TASK DESCRIPTION: Please output the following records exactly. Leave every image out.

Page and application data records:
==*==

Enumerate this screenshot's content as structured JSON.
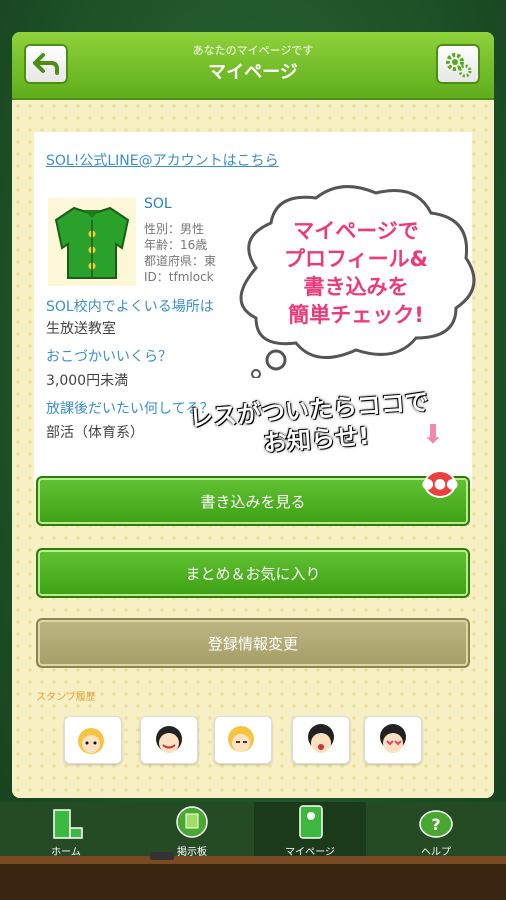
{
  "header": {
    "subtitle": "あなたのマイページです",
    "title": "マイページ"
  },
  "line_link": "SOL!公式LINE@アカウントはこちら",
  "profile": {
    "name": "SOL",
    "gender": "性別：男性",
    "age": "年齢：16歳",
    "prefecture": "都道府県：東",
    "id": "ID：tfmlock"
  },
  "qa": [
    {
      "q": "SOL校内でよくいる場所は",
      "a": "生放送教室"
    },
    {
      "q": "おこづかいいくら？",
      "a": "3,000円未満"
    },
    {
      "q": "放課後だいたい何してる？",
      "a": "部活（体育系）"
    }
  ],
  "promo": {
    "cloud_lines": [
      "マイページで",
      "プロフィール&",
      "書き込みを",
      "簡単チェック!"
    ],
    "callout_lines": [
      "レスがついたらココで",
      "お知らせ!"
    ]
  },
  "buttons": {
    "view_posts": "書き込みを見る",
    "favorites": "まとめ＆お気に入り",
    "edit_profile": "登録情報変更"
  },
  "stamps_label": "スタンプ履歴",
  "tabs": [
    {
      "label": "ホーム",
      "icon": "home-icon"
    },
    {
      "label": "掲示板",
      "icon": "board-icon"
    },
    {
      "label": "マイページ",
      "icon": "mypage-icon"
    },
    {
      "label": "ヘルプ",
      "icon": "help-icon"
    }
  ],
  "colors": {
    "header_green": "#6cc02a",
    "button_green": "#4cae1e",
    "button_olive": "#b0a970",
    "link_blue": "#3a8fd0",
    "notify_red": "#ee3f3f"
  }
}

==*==

EXERCISE RESULT:
Enumerate this screenshot's content as structured JSON.
{
  "header": {
    "subtitle": "あなたのマイページです",
    "title": "マイページ"
  },
  "line_link": "SOL!公式LINE@アカウントはこちら",
  "profile": {
    "name": "SOL",
    "gender": "性別：男性",
    "age": "年齢：16歳",
    "prefecture": "都道府県：東",
    "id": "ID：tfmlock"
  },
  "qa": [
    {
      "q": "SOL校内でよくいる場所は",
      "a": "生放送教室"
    },
    {
      "q": "おこづかいいくら？",
      "a": "3,000円未満"
    },
    {
      "q": "放課後だいたい何してる？",
      "a": "部活（体育系）"
    }
  ],
  "promo": {
    "cloud_lines": [
      "マイページで",
      "プロフィール&",
      "書き込みを",
      "簡単チェック!"
    ],
    "callout_lines": [
      "レスがついたらココで",
      "お知らせ!"
    ]
  },
  "buttons": {
    "view_posts": "書き込みを見る",
    "favorites": "まとめ＆お気に入り",
    "edit_profile": "登録情報変更"
  },
  "stamps_label": "スタンプ履歴",
  "tabs": [
    {
      "label": "ホーム",
      "icon": "home-icon"
    },
    {
      "label": "掲示板",
      "icon": "board-icon"
    },
    {
      "label": "マイページ",
      "icon": "mypage-icon"
    },
    {
      "label": "ヘルプ",
      "icon": "help-icon"
    }
  ],
  "colors": {
    "header_green": "#6cc02a",
    "button_green": "#4cae1e",
    "button_olive": "#b0a970",
    "link_blue": "#3a8fd0",
    "notify_red": "#ee3f3f"
  }
}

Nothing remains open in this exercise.